It’s time to reconsider all our assumptions about urban planning. It’s my belief that the urban planning process needs a new, overarching direction if it’s going to solve the problems we face now and those we’ll face in the future. Challenges such as climate change, resource depletion and our rapidly expanding population can’t be met through existing planning approaches.

For instance, in my opinion, current urban planning systems don’t give adequate consideration to the end-users of the future. Too often they focus on meeting short-term objectives, and they’re often driven by political and commercial requirements rather than the needs of citizens 20 or 30 years from now.

Planning isn’t just about just providing the right buildings. It’s also about enabling the flow of people and goods and ensuring everyone has access to water, drainage and sanitation, as well as security. A good planning system also makes the most of advances in technology, such as smart cities, and builds in social resilience.

Smart Green Resilient (SGR) thinking factors in non-tangible systems such as governance and studies their interaction with tangible systems like infrastructure, utilities and buildings.

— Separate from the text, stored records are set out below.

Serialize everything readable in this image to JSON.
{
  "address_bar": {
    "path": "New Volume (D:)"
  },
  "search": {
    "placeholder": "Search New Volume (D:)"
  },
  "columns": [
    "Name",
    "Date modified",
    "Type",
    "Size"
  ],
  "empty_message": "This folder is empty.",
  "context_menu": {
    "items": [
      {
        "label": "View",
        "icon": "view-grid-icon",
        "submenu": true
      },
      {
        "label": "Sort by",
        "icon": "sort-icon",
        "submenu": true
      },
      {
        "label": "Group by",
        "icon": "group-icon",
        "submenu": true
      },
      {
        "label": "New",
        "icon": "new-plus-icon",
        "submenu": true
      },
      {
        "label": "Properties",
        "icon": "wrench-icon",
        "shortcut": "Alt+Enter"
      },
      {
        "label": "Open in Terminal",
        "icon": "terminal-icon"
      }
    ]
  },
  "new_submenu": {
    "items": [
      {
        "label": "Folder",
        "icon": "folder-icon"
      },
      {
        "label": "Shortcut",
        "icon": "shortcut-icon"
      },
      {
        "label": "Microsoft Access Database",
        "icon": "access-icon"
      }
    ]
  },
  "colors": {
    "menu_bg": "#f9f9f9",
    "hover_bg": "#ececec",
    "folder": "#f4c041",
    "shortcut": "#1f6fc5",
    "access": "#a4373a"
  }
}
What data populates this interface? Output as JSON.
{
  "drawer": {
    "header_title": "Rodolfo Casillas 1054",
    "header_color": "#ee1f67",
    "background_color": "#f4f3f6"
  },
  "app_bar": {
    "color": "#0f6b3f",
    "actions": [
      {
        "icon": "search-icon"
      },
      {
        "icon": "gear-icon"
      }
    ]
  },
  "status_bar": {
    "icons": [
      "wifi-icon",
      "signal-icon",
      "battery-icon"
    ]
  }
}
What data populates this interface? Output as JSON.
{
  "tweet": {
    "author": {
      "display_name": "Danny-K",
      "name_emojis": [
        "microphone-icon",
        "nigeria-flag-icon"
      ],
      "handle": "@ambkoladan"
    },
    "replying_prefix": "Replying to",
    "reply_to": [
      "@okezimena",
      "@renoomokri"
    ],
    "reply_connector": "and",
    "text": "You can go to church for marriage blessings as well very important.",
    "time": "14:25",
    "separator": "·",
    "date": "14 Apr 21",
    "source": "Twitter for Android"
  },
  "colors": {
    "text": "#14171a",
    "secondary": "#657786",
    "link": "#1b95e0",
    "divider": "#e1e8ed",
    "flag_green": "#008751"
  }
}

In this way we can combine multiple objectives into a single, clear planning objective. SGR links human factors, smart city principles, sustainable development and resilience together to make the most of our resources and find the optimum solution. 

Take the tsunami that damaged the Fukushima nuclear power plant on Japan’s east coast, for example. Nuclear power is often viewed as a ‘green’ solution to our energy needs because it generates far less carbon dioxide emissions than a gas, oil or coal-fired power station. But in the face of a tsunami, a nuclear plant was not resilient. So what’s the best way to make cities green and resilient? An SGR approach can answer this question.  

It’s an approach that’s already being used to develop new cities and improve existing ones. For example, in Taoyuan, Taiwan, the government wanted to create an ‘aerotropolis’ – a regional economic hub centred on the airport. This new airport-centric city had to be sustainable, support innovative industries, maintain its own cultural and scenic identity, and conform with existing land use. 

By turning the usual planning model for this kind of development on its head and using SGR to address a larger context in a continuous landscape, the project team was able to make the best use of public investment. Compared with a traditional approach, SGR thinking can realise the full social and economic potential of the area; conserve its waterways; improve the capacity of the transport network and even improve the health and wellbeing of people living in the area.

I believe that an SGR approach to urban planning holds the key to developing sustainable, technologically advanced cities that work for all their inhabitants. It’s time we applied this kind of holistic architecture to move urban planning into the 21st century.